Book Review: Severance, Ling Ma

Book Review: Severance, Ling Ma

Fiction: Severance, Ling Ma
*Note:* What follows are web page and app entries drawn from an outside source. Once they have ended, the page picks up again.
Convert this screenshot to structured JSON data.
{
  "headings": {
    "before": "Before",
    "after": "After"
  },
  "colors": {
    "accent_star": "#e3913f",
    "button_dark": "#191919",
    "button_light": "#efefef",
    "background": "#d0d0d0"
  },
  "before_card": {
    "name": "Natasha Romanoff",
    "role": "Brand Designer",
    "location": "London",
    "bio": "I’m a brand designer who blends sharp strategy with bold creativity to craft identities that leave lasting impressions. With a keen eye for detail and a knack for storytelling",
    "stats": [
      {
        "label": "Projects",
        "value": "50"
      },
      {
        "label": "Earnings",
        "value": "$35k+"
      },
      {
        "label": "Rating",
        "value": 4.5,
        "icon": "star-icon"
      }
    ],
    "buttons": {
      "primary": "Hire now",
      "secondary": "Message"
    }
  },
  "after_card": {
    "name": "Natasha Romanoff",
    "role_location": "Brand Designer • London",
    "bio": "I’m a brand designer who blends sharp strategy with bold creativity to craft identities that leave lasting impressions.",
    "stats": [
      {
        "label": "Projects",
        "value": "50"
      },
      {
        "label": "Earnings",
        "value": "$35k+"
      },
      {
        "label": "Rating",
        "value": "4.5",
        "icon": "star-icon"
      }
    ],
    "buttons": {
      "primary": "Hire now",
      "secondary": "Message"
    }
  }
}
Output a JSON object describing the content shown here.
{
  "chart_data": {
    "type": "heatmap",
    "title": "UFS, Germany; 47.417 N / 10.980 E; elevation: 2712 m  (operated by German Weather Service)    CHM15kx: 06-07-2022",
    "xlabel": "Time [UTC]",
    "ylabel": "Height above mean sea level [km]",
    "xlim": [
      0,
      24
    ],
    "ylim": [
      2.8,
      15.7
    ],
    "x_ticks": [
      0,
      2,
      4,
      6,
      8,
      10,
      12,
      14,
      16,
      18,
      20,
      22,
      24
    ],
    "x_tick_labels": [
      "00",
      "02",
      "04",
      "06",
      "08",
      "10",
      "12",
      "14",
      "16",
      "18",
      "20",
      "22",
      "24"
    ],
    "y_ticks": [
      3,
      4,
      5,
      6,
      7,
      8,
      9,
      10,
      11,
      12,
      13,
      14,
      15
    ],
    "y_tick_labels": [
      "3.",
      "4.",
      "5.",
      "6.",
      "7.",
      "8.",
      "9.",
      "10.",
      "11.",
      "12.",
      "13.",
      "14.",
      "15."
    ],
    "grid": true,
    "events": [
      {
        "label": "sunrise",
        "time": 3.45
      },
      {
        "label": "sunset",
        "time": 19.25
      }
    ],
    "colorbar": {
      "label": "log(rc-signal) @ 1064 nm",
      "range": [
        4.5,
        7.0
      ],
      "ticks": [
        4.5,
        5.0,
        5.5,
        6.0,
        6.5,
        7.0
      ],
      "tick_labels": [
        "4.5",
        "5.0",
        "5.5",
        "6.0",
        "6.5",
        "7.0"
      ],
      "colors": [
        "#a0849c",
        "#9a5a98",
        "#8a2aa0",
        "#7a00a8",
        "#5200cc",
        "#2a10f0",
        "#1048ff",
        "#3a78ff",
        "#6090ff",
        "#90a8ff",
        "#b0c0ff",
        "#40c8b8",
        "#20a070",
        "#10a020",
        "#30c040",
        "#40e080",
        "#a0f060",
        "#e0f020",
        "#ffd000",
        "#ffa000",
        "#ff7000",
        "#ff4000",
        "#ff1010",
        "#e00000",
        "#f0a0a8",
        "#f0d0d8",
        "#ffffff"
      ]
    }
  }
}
Severance is an odd novel, really almost three novellas telling the story of one person. Candace Chen is a millennial living in NYC. Born in China and raised in Utah, Candace loves her routine. Her job for a printing company has her overseeing the production of Bibles target marketed toward specific audiences. Her nights are usually spent with her boyfriend watching movies projected against the wall. Occasionally she dreams of something less predictable, but the truth is that she likes her routines, she takes comfort in the familiar, and although moving to NYC disrupted her previous routines, she has substituted those old ones for new ones that she is unwilling to change.

 

The book jumps around Candace’s timeline, from childhood in China and Utah to her early days in NY to a few years later when the arrival of the Shen virus decimates the city to her current situation traveling with a group of refugees to “the facility,” a place where they have been assured they will be safe. The refugees are led by a charismatic figure named Bob, a man who uses charm and manipulation to keep them together and is someone Candace does not trust.

 

Shen fever is a plague that strikes first in China then spreads around the world. Its symptoms initially mimic the common cold, but once the fever strikes people become frozen in routines they cannot escape. Mothers set tables for meals that are not there. Retailers fold clothes again and again and again. Taxi drivers wander through the city aimlessly. Candace is one of the fortunate few who does not contract the disease. Her routine has already been disrupted before the arrival of the disease, and not to give away any spoilers but I cannot help but wonder whether it is less a matter of exposure to the fungus that keeps her safe or whether it is the disruption of her predictable life.

 

Candace documents the collapse of the city on her photoblog NYGhost, posting pictures of flooded subways, empty stores, abandoned vehicles, and other images of a forsaken city. Eventually, though, she has to leave in order to survive. It’s a rather chilling view of how quickly a city can collapse: the time from the virus first appearing in the city to the time when she must flee in order to survive is only a matter of months. We rely so much on technology that it is easy to forget that the true infrastructure that lets everything continue is people doing their routine jobs. Without people, there are no trains, there is no electricity, there is no Internet, there are no book blogs–what a horrible world that would be!

 

Severance is a coming of age story. It is an examination of the challenges of living an ordinary modern life. And it is a look at a dystopian near future. These three stories woven together by the one life they examine are each powerful alone, but together they make a rich and complex examination of both the meaning and meaninglessness of modern life.

Book Review: Severance, Ling Ma